▶ _EXERCISE BRIEF_
List each line of the data that holds the word "name".

---------- PROVIDED INFORMATION

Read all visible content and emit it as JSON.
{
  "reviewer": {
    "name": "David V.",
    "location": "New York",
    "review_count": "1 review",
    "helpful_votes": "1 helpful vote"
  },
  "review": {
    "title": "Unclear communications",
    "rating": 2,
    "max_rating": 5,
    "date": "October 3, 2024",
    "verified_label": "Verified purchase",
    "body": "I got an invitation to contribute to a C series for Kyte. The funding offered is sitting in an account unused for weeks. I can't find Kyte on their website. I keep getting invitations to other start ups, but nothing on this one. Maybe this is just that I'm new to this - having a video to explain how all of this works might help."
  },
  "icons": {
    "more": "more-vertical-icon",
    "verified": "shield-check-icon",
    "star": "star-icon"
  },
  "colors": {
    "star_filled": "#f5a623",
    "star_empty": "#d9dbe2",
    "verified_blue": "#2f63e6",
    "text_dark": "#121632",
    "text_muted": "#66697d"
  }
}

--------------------
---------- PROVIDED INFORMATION

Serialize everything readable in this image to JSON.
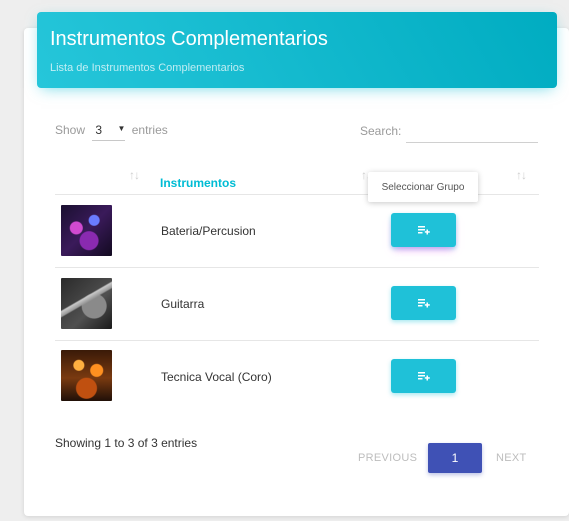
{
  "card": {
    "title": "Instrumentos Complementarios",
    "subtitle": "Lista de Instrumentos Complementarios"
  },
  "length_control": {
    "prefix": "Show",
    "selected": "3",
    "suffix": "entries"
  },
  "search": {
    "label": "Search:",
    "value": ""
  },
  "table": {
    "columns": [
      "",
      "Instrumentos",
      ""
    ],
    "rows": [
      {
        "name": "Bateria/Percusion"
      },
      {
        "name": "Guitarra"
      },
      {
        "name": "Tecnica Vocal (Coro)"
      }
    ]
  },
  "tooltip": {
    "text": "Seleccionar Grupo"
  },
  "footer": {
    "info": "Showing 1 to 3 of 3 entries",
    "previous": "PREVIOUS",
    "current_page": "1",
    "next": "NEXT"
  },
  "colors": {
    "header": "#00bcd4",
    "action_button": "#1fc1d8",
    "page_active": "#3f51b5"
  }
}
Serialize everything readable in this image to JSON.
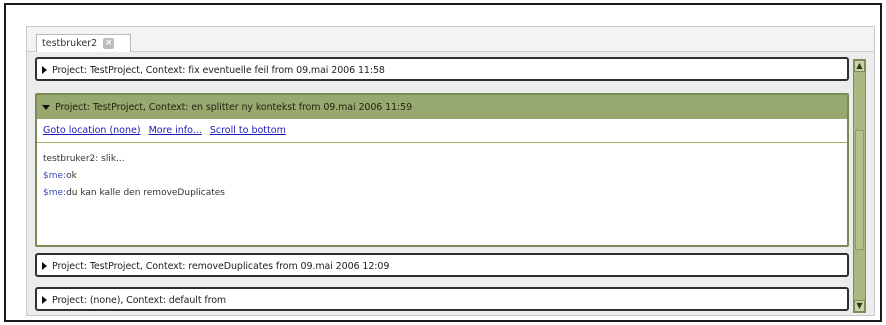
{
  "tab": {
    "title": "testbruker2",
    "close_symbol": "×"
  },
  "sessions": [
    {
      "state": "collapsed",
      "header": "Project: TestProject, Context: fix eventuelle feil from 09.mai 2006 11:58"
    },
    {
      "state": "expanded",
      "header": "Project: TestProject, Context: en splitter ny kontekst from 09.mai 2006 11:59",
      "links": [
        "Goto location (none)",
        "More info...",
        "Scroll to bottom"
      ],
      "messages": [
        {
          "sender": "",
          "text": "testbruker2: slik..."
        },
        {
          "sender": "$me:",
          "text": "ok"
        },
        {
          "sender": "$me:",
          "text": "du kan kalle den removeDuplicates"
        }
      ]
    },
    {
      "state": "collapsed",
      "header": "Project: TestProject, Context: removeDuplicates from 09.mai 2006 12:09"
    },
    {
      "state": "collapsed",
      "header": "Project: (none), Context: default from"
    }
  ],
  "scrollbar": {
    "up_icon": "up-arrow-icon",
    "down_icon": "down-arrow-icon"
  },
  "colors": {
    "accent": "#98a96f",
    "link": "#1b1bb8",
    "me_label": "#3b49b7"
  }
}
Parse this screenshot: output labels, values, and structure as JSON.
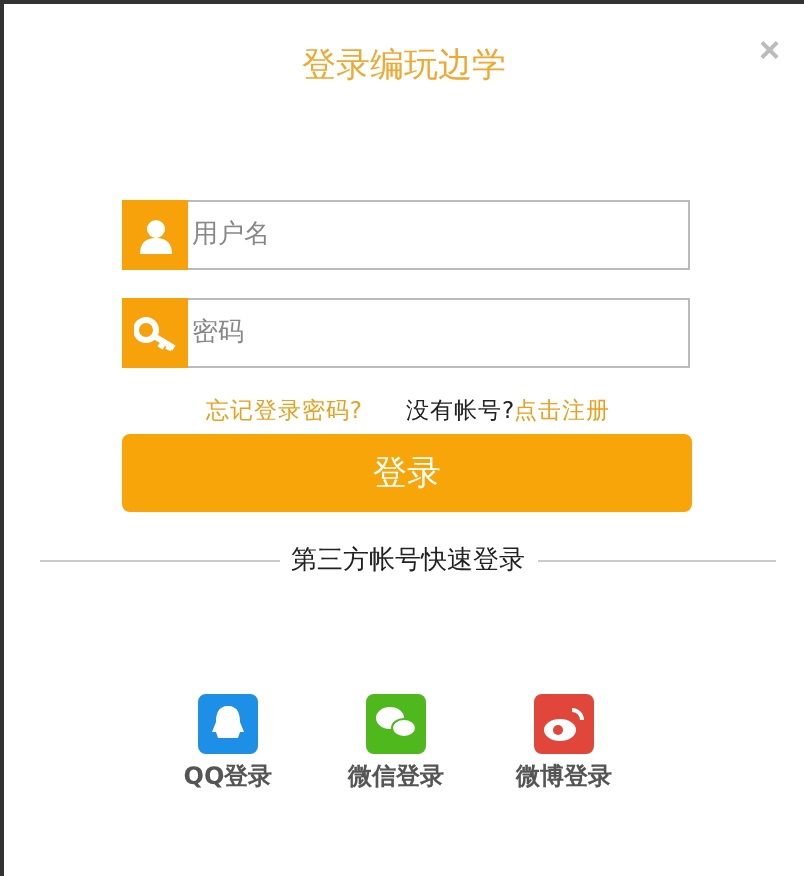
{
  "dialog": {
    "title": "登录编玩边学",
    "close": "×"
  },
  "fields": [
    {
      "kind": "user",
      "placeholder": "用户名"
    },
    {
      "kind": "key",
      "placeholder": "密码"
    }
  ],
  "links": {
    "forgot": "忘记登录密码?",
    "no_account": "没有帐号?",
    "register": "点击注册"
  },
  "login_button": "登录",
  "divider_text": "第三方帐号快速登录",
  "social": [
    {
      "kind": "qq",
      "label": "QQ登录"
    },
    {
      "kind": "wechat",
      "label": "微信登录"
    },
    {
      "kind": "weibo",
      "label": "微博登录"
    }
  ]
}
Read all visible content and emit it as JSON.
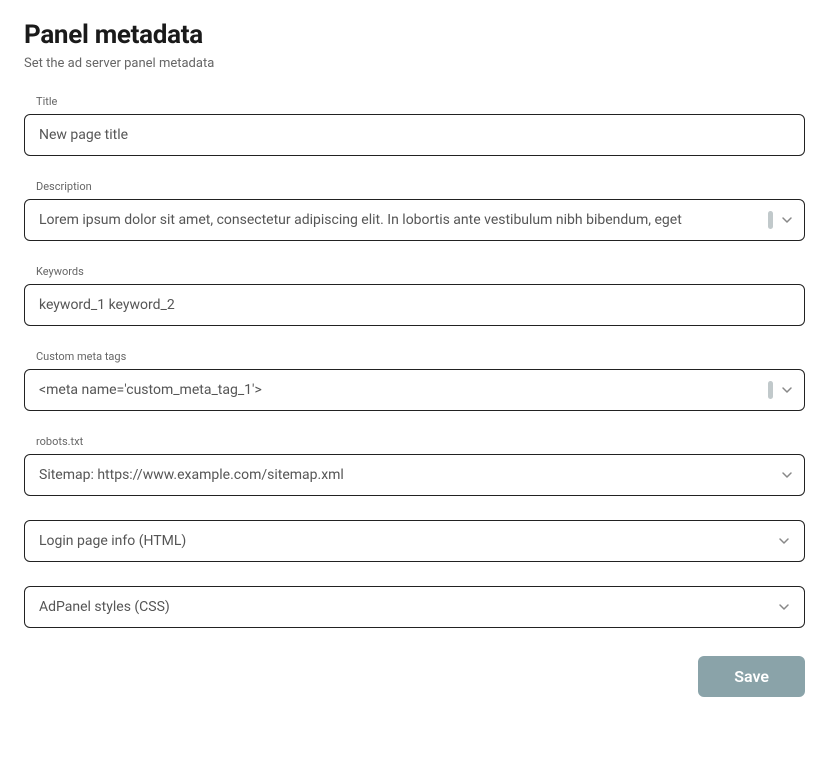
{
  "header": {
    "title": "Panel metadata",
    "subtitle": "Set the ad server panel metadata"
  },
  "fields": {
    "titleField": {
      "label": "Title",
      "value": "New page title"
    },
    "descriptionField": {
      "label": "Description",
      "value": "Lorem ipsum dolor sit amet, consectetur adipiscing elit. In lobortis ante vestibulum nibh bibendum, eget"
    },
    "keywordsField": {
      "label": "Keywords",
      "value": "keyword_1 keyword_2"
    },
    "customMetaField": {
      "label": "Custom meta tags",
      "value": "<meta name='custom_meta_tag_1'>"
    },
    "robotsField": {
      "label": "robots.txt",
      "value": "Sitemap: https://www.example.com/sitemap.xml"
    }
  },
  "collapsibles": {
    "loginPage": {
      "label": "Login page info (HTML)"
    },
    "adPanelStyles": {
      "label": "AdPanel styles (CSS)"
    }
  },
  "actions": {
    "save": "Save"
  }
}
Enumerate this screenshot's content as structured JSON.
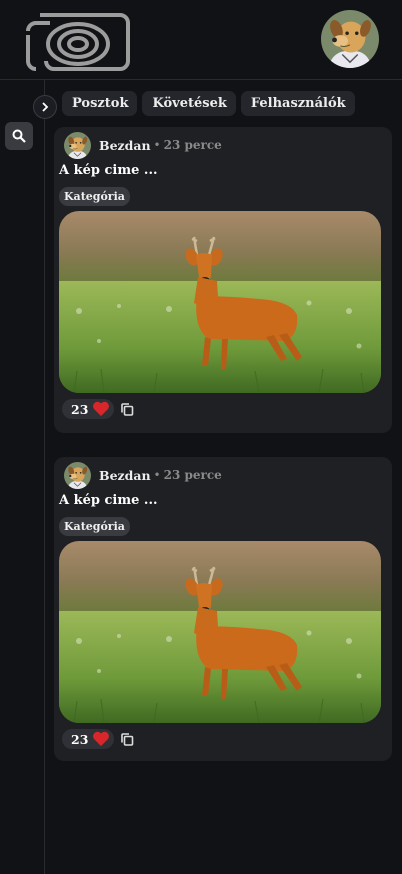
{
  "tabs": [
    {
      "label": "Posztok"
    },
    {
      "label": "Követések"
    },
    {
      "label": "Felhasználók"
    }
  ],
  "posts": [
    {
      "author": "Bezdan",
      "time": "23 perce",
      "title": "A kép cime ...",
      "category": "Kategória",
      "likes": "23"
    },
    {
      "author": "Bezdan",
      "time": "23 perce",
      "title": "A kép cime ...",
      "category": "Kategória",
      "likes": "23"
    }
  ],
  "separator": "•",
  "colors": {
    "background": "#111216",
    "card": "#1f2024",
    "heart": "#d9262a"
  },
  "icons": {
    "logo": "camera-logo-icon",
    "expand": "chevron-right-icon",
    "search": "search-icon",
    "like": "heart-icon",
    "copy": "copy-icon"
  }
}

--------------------

▶ _EXERCISE OUTPUT_
    "name": "David V.",
        "name": "Bateria/Percusion"
        "name": "Guitarra"
        "name": "Tecnica Vocal (Coro)"
      "value": "<meta name='custom_meta_tag_1'>"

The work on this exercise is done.